(Exercise): A verbatim copy of all the data is required, minus any images.

(Data for review):
•••

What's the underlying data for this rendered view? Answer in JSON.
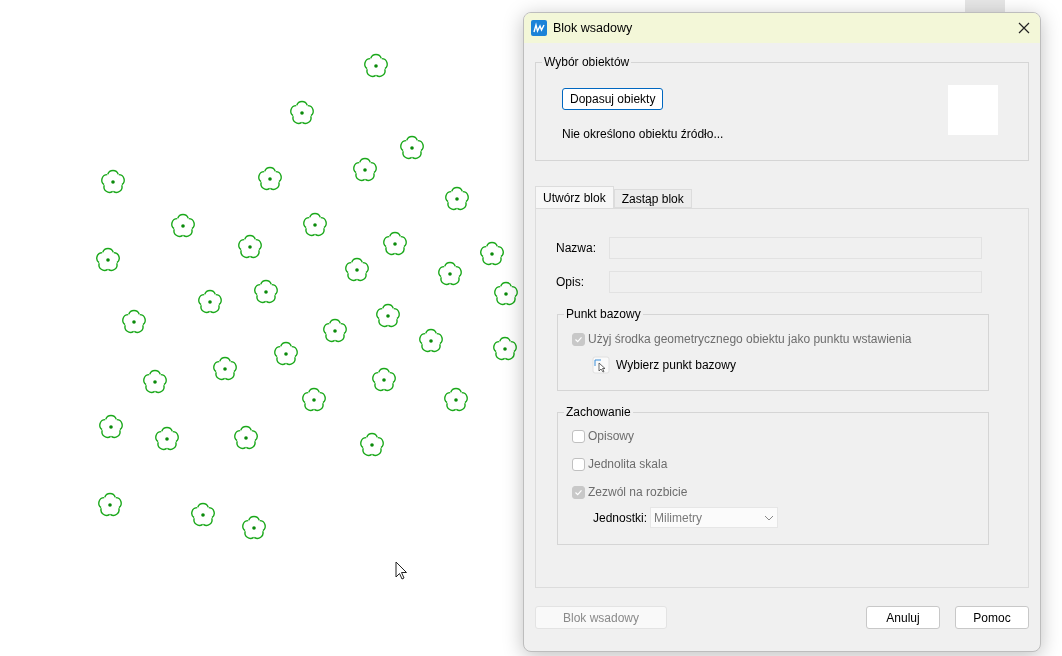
{
  "dialog": {
    "title": "Blok wsadowy"
  },
  "selection": {
    "legend": "Wybór obiektów",
    "button": "Dopasuj obiekty",
    "status": "Nie określono obiektu źródło..."
  },
  "tabs": [
    {
      "label": "Utwórz blok",
      "selected": true
    },
    {
      "label": "Zastąp blok",
      "selected": false
    }
  ],
  "fields": [
    {
      "label": "Nazwa:"
    },
    {
      "label": "Opis:"
    }
  ],
  "base_point": {
    "legend": "Punkt bazowy",
    "checkbox": {
      "label": "Użyj środka geometrycznego obiektu jako punktu wstawienia",
      "checked": true,
      "disabled": true
    },
    "pick_button": "Wybierz punkt bazowy"
  },
  "behavior": {
    "legend": "Zachowanie",
    "checkboxes": [
      {
        "label": "Opisowy",
        "checked": false,
        "disabled": true
      },
      {
        "label": "Jednolita skala",
        "checked": false,
        "disabled": true
      },
      {
        "label": "Zezwól na rozbicie",
        "checked": true,
        "disabled": true
      }
    ],
    "units": {
      "label": "Jednostki:",
      "value": "Milimetry",
      "disabled": true
    }
  },
  "buttons": [
    {
      "label": "Blok wsadowy",
      "disabled": true
    },
    {
      "label": "Anuluj",
      "disabled": false
    },
    {
      "label": "Pomoc",
      "disabled": false
    }
  ]
}
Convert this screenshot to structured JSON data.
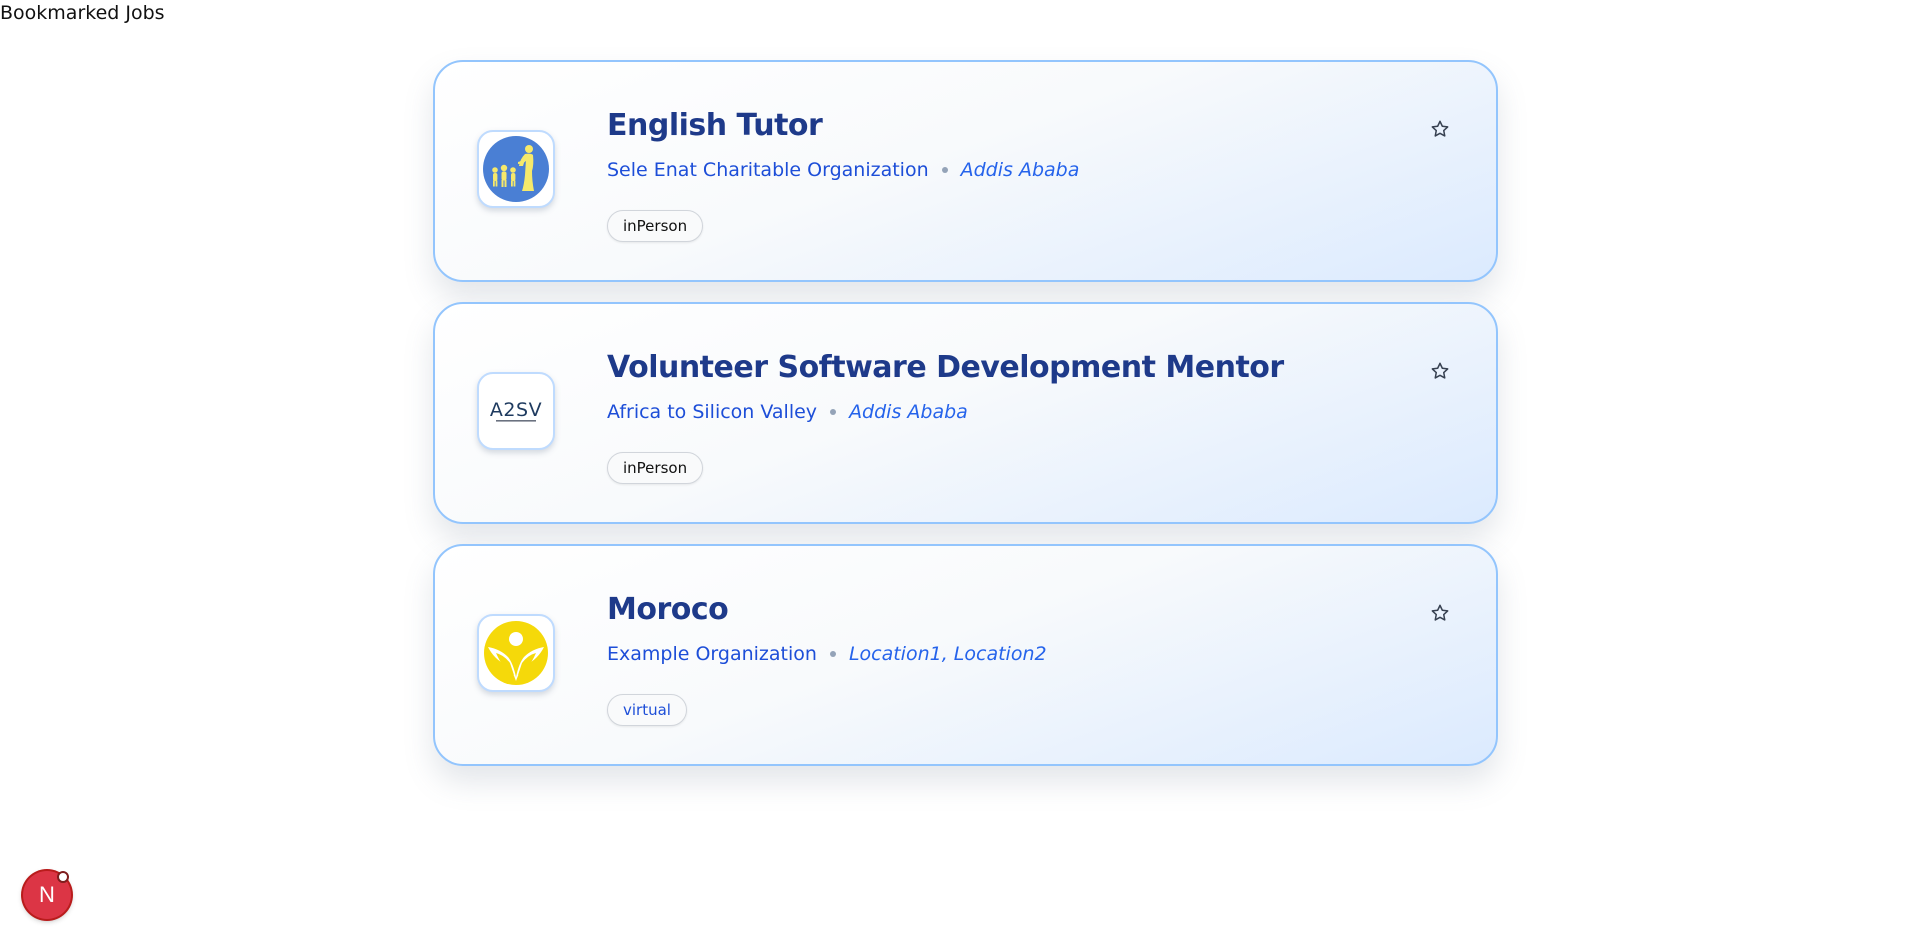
{
  "page": {
    "heading": "Bookmarked Jobs"
  },
  "jobs": [
    {
      "title": "English Tutor",
      "organization": "Sele Enat Charitable Organization",
      "location": "Addis Ababa",
      "mode": "inPerson",
      "logo_icon": "children-with-adult-logo-icon",
      "bookmark_icon": "star-outline-icon"
    },
    {
      "title": "Volunteer Software Development Mentor",
      "organization": "Africa to Silicon Valley",
      "location": "Addis Ababa",
      "mode": "inPerson",
      "logo_icon": "a2sv-logo-icon",
      "logo_text": "A2SV",
      "bookmark_icon": "star-outline-icon"
    },
    {
      "title": "Moroco",
      "organization": "Example Organization",
      "location": "Location1, Location2",
      "mode": "virtual",
      "logo_icon": "yellow-figure-logo-icon",
      "bookmark_icon": "star-outline-icon"
    }
  ],
  "dev_indicator": {
    "letter": "N",
    "icon": "nextjs-dev-indicator-icon"
  },
  "colors": {
    "title": "#1e3a8a",
    "organization": "#1d4ed8",
    "location": "#2563eb",
    "card_border": "#93c5fd",
    "dev_indicator": "#dc3545"
  }
}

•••

(Result):
What's the underlying data for this rendered view? Answer in JSON.
{
  "dialog": {
    "title": "Blok wsadowy"
  },
  "selection": {
    "legend": "Wybór obiektów",
    "button": "Dopasuj obiekty",
    "status": "Nie określono obiektu źródło..."
  },
  "tabs": [
    {
      "label": "Utwórz blok",
      "selected": true
    },
    {
      "label": "Zastąp blok",
      "selected": false
    }
  ],
  "fields": [
    {
      "label": "Nazwa:"
    },
    {
      "label": "Opis:"
    }
  ],
  "base_point": {
    "legend": "Punkt bazowy",
    "checkbox": {
      "label": "Użyj środka geometrycznego obiektu jako punktu wstawienia",
      "checked": true,
      "disabled": true
    },
    "pick_button": "Wybierz punkt bazowy"
  },
  "behavior": {
    "legend": "Zachowanie",
    "checkboxes": [
      {
        "label": "Opisowy",
        "checked": false,
        "disabled": true
      },
      {
        "label": "Jednolita skala",
        "checked": false,
        "disabled": true
      },
      {
        "label": "Zezwól na rozbicie",
        "checked": true,
        "disabled": true
      }
    ],
    "units": {
      "label": "Jednostki:",
      "value": "Milimetry",
      "disabled": true
    }
  },
  "buttons": [
    {
      "label": "Blok wsadowy",
      "disabled": true
    },
    {
      "label": "Anuluj",
      "disabled": false
    },
    {
      "label": "Pomoc",
      "disabled": false
    }
  ]
}
Convert this screenshot to structured JSON data.
{
  "page": {
    "heading": "Bookmarked Jobs"
  },
  "jobs": [
    {
      "title": "English Tutor",
      "organization": "Sele Enat Charitable Organization",
      "location": "Addis Ababa",
      "mode": "inPerson",
      "logo_icon": "children-with-adult-logo-icon",
      "bookmark_icon": "star-outline-icon"
    },
    {
      "title": "Volunteer Software Development Mentor",
      "organization": "Africa to Silicon Valley",
      "location": "Addis Ababa",
      "mode": "inPerson",
      "logo_icon": "a2sv-logo-icon",
      "logo_text": "A2SV",
      "bookmark_icon": "star-outline-icon"
    },
    {
      "title": "Moroco",
      "organization": "Example Organization",
      "location": "Location1, Location2",
      "mode": "virtual",
      "logo_icon": "yellow-figure-logo-icon",
      "bookmark_icon": "star-outline-icon"
    }
  ],
  "dev_indicator": {
    "letter": "N",
    "icon": "nextjs-dev-indicator-icon"
  },
  "colors": {
    "title": "#1e3a8a",
    "organization": "#1d4ed8",
    "location": "#2563eb",
    "card_border": "#93c5fd",
    "dev_indicator": "#dc3545"
  }
}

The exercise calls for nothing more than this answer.